Image by In A Guerilla Costume
All of this to say, those who have hired doulas see their obvious ability to shape the breastfeeding experience of a new mother if their services are utilized. It seems to me that all pediatricians, childbirth educators, OB/GYNs, midwives, lactation consultants, postpartum nurses, and anyone who works with mothers who want to breastfeed should know of this amazing resource for their patients/clients. So, I’m setting out on a mission this year to help this lofty goal of mine become reality and I hope other doulas do too: I am going to reach out to at least one provider in my area per week to help spread the word about doula work, especially as it relates to breastfeeding. I'm going to go a step further than introducing myself by actually make sure each person I speak to knows how to find a doula. That way, when a client is struggling (or even before a client is struggling!), providers know how to find resources or have referrals in their pockets.
If our societal rates of breastfeeding are ever going to be elevated to the levels that healthcare agencies across the globe recommend, mothers and families need the hands-on, consistent support from healthcare providers and birth workers alike. They can't just be expected to figure it all out on their own. Very few women in America can actually do that.
I call all doulas to be advocates (and thank the ones that already are!) for your passion, your livelihood, and families in your community. I know so many of us want to see change so badly, and I believe our society capable of it. But people need to know you to utilize your help. So get out there-volunteer, do meet and greets, or simple make a call or send an email to maternal and infant healthcare providers in your city or county so that families know that assistance is available!

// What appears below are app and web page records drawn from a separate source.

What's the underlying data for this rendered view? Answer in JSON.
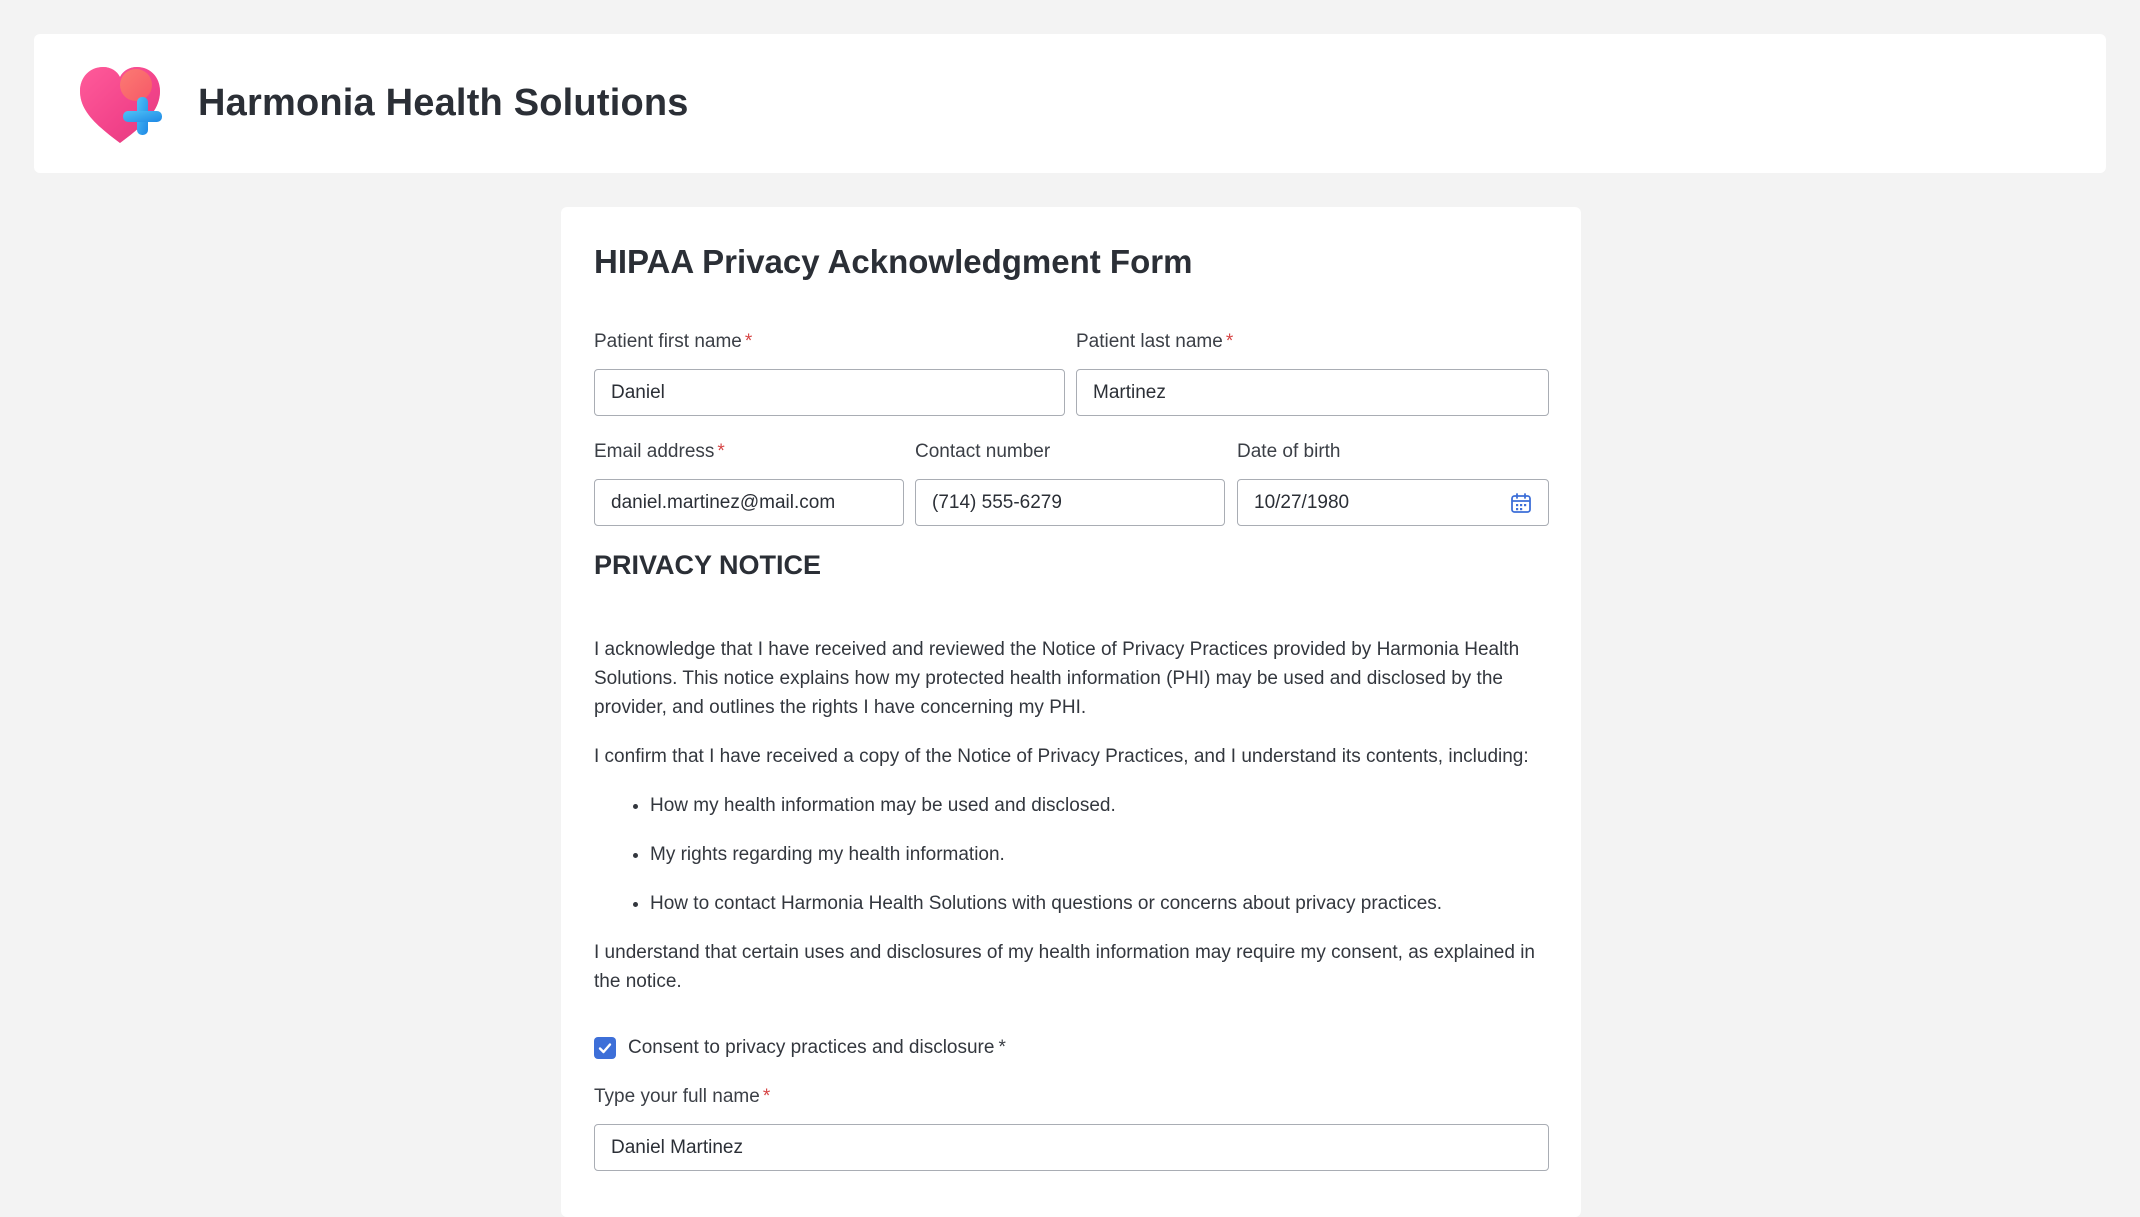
{
  "header": {
    "brand": "Harmonia Health Solutions",
    "logo_icon": "heart-plus-icon"
  },
  "form": {
    "title": "HIPAA Privacy Acknowledgment Form",
    "fields": {
      "first_name": {
        "label": "Patient first name",
        "required_mark": "*",
        "value": "Daniel"
      },
      "last_name": {
        "label": "Patient last name",
        "required_mark": "*",
        "value": "Martinez"
      },
      "email": {
        "label": "Email address",
        "required_mark": "*",
        "value": "daniel.martinez@mail.com"
      },
      "contact": {
        "label": "Contact number",
        "value": "(714) 555-6279"
      },
      "dob": {
        "label": "Date of birth",
        "value": "10/27/1980",
        "icon": "calendar-icon"
      }
    },
    "section_title": "PRIVACY NOTICE",
    "notice": {
      "p1": "I acknowledge that I have received and reviewed the Notice of Privacy Practices provided by Harmonia Health Solutions. This notice explains how my protected health information (PHI) may be used and disclosed by the provider, and outlines the rights I have concerning my PHI.",
      "p2": "I confirm that I have received a copy of the Notice of Privacy Practices, and I understand its contents, including:",
      "bullets": [
        "How my health information may be used and disclosed.",
        "My rights regarding my health information.",
        "How to contact Harmonia Health Solutions with questions or concerns about privacy practices."
      ],
      "p3": "I understand that certain uses and disclosures of my health information may require my consent, as explained in the notice."
    },
    "consent": {
      "label": "Consent to privacy practices and disclosure",
      "required_mark": "*",
      "checked": true
    },
    "full_name": {
      "label": "Type your full name",
      "required_mark": "*",
      "value": "Daniel Martinez"
    }
  },
  "colors": {
    "accent": "#3d6fd8",
    "required": "#d64545",
    "background": "#f3f3f3"
  }
}
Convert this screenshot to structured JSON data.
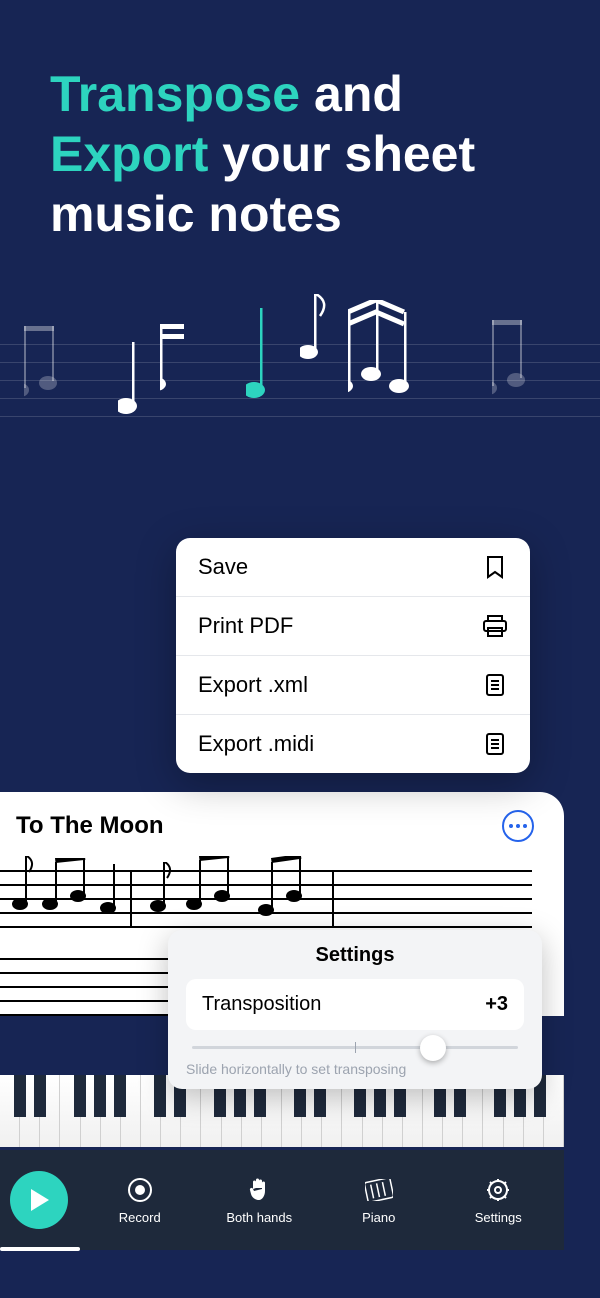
{
  "headline": {
    "w1": "Transpose",
    "w2": "and",
    "w3": "Export",
    "w4": "your sheet music notes"
  },
  "menu": {
    "save": "Save",
    "print": "Print PDF",
    "xml": "Export .xml",
    "midi": "Export .midi"
  },
  "song": {
    "title": "To The Moon"
  },
  "settings": {
    "title": "Settings",
    "transposition_label": "Transposition",
    "transposition_value": "+3",
    "hint": "Slide horizontally to set transposing"
  },
  "nav": {
    "record": "Record",
    "hands": "Both hands",
    "piano": "Piano",
    "settings": "Settings"
  }
}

If you'd like to join me in this endeavor, use #DoulaAdvocate on social media and give @yourbirthteam a shout out! Happy Doula-ing! Happy Breastfeeding!
And a HUGE thank you to DASC & LLL for letting me be a part of your world. And a special thank you for having vegetarian food options! Go LLL!